I’ve been a little absent here this week. I’d expected to be going whole-hog over my spring break, recording daily blog posts and writing with Balzac-ian intensity. But that hasn’t been the case. The week away from school was cram-packed with life away from the writing table. That isn’t to say I didn’t get any writing work done, but much of it was tempered by my own responsibilities to family and home, by the events happening around the globe and the attention I devoted to them, and by the same battles I always go through when thinking about writing. Here are some writing related thoughts from the past week:
My third novel manuscript, The Aurora Project, starts with a great flood. I began the work right after the 2004 tsunami. I thought a lot about this during the week as I watched the unfolding story in Japan. As far as hopeful novels concerning the apocalypse, I still think I’ve written something I’ve not seen before. Four sections divided by two thousand years (about 200 hundred generations), each concerned with a different epoch of human renaissance. I was telling my wife about the structure of my new manuscript the other night and she asked me if “I was skipping two thousand years between any of the sections.” I said, “Apparently, people don’t like that sort of gaps in their stories, so I’m sticking to more traditional time structures.”

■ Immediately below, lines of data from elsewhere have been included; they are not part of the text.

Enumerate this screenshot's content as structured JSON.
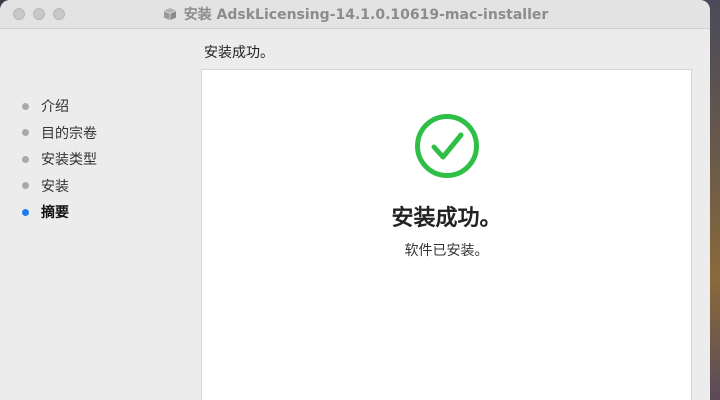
{
  "window": {
    "title": "安装 AdskLicensing-14.1.0.10619-mac-installer"
  },
  "heading": "安装成功。",
  "sidebar": {
    "items": [
      {
        "label": "介绍",
        "state": "done"
      },
      {
        "label": "目的宗卷",
        "state": "done"
      },
      {
        "label": "安装类型",
        "state": "done"
      },
      {
        "label": "安装",
        "state": "done"
      },
      {
        "label": "摘要",
        "state": "active"
      }
    ]
  },
  "main": {
    "icon": "checkmark-circle-icon",
    "success_title": "安装成功。",
    "success_message": "软件已安装。"
  },
  "colors": {
    "success_green": "#2fbf46",
    "active_bullet": "#1f7cf0",
    "inactive_bullet": "#a9a9a9"
  }
}
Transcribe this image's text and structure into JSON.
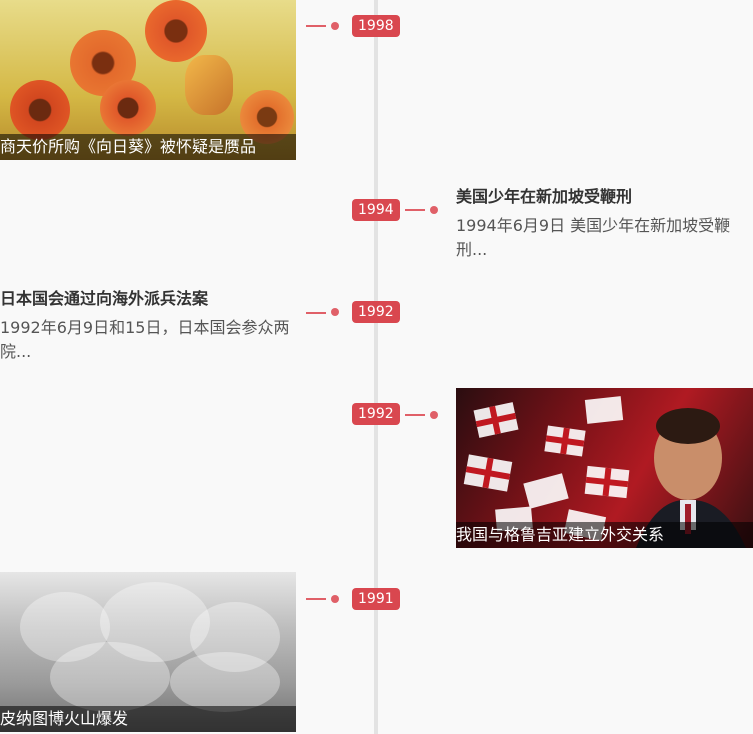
{
  "events": [
    {
      "year": "1998",
      "title": "商天价所购《向日葵》被怀疑是赝品"
    },
    {
      "year": "1994",
      "title": "美国少年在新加坡受鞭刑",
      "summary": "1994年6月9日 美国少年在新加坡受鞭刑..."
    },
    {
      "year": "1992",
      "title": "日本国会通过向海外派兵法案",
      "summary": "1992年6月9日和15日，日本国会参众两院..."
    },
    {
      "year": "1992",
      "title": "我国与格鲁吉亚建立外交关系"
    },
    {
      "year": "1991",
      "title": "皮纳图博火山爆发"
    }
  ],
  "colors": {
    "badge": "#d9474f",
    "axis": "#e3e3e3",
    "connector": "#e06068"
  }
}
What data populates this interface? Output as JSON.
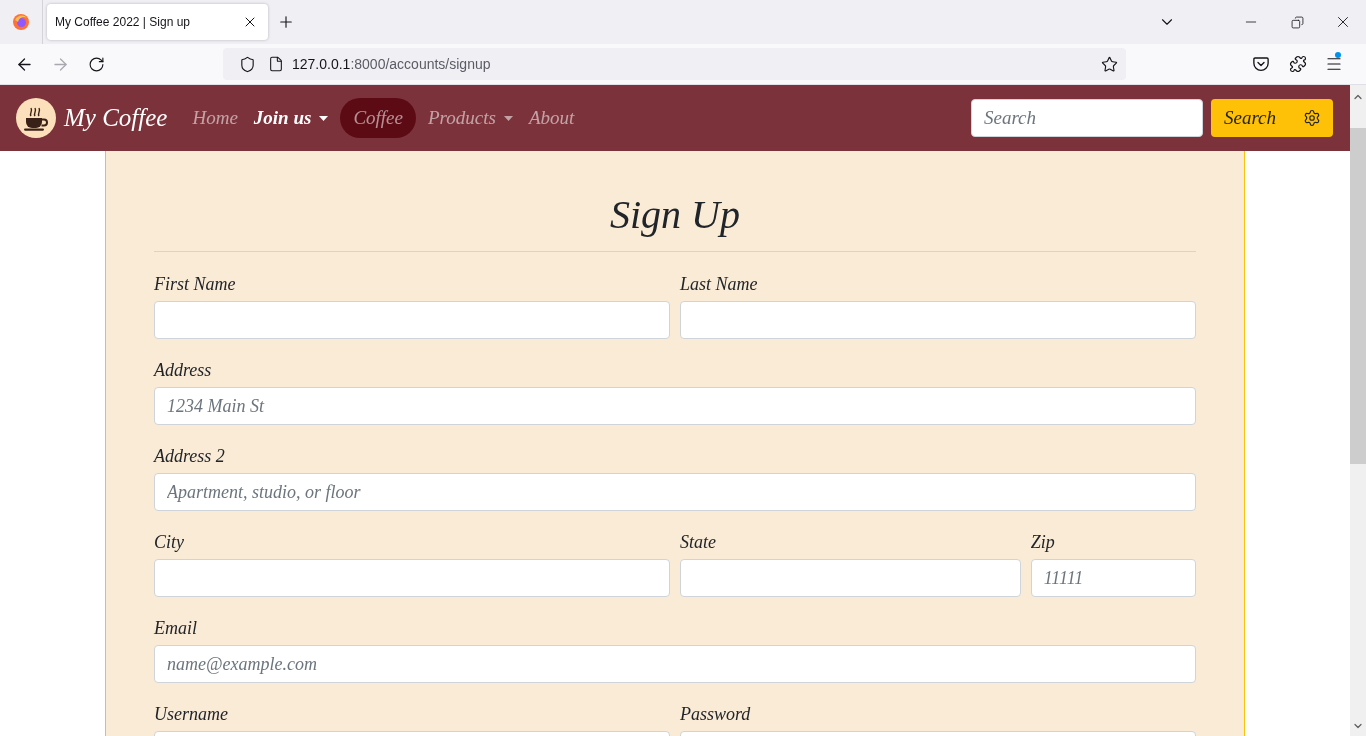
{
  "browser": {
    "tabs": [
      {
        "title": "My Coffee 2022 | Sign up",
        "selected": true
      }
    ],
    "nav_buttons": [
      {
        "kind": "back",
        "disabled": false
      },
      {
        "kind": "forward",
        "disabled": true
      },
      {
        "kind": "reload",
        "disabled": false
      }
    ],
    "address": {
      "host": "127.0.0.1",
      "path": ":8000/accounts/signup"
    },
    "menu_notification": true
  },
  "navbar": {
    "brand": "My Coffee",
    "links": [
      {
        "label": "Home",
        "selected": false,
        "highlighted": false,
        "dropdown": false
      },
      {
        "label": "Join us",
        "selected": true,
        "highlighted": false,
        "dropdown": true
      },
      {
        "label": "Coffee",
        "selected": false,
        "highlighted": true,
        "dropdown": false
      },
      {
        "label": "Products",
        "selected": false,
        "highlighted": false,
        "dropdown": true
      },
      {
        "label": "About",
        "selected": false,
        "highlighted": false,
        "dropdown": false
      }
    ],
    "search": {
      "placeholder": "Search"
    },
    "search_button": "Search"
  },
  "form": {
    "title": "Sign Up",
    "rows": [
      {
        "fields": [
          {
            "label": "First Name"
          },
          {
            "label": "Last Name"
          }
        ]
      },
      {
        "fields": [
          {
            "label": "Address",
            "placeholder": "1234 Main St"
          }
        ]
      },
      {
        "fields": [
          {
            "label": "Address 2",
            "placeholder": "Apartment, studio, or floor"
          }
        ]
      },
      {
        "fields": [
          {
            "label": "City"
          },
          {
            "label": "State"
          },
          {
            "label": "Zip",
            "placeholder": "11111"
          }
        ]
      },
      {
        "fields": [
          {
            "label": "Email",
            "placeholder": "name@example.com"
          }
        ]
      },
      {
        "fields": [
          {
            "label": "Username"
          },
          {
            "label": "Password"
          }
        ]
      }
    ]
  }
}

My first novel manuscript, Body of Water, might have salvageable sections. I was talking with Sarah Braunstein about her first novel, The Sweet Relief of Missing Children, and although I’ve long considered my first manuscript to be a failed practice novel, our conversation about her work compelled me to look again at my early attempt to write a story about a missing child. Although much of the manuscript is overwrought and abstract, I think with a good dose of scalpel work, it might be pared down to a trim, hard-hitting novella. And if that manuscript is salvageable, I think my second manuscript deserves another look, too. I’ve always believed Ghost Light is a novel that deserves a home, too.
The stories that I wrote over last summer are really coming together. They all need a bit of work, but I’m really enjoying the places those stories go. I’ve recorded some stories aloud recently and posted the videos online (both at YouTube and here on this website). I’ve recorded by older stories and the stories I wrote last summer, and I can tell the difference. My writing has improved dramatically. At this rate, by the time I’m eighty or so, I’ll really be killing it.
The zombie book is finally taking shape. I can’t speak of it too much for fear of writing away whatever mysterious generating core that is feeding the idea. But I’m trying to write, for once, something people might want to read. So I’ve got the zombies (although no one calls them zombies in my book) and I’ve got my characters and I’ve read up on plot (always my weak point) and I set out to write this page-turner type story. So far, I think it’s working, although I can see that I’m incapable of writing something strictly for page-turner-qualities alone. The plot moves, certainly, but I’m also the writer I am. I emailed an agent that once represented me and described the manuscript as a literary-zombie-thriller, which seems to be exactly what my brain in conjuring. I’ve been taking notes on the book and trying to imagine the characters for several months now. This week, I started putting some of this down on the page. I’ve started writing. My goal is to have a handwritten draft by the end of June, when my family and I are heading to London and France for quick European vacation. That way, for the rest of the summer, I’ll be able to type and revise and sell this darn thing. This is the book that will make me famous and get me enough money that I can buy my own private island, which has been my stated goal all along.
And that’s where my spring break went.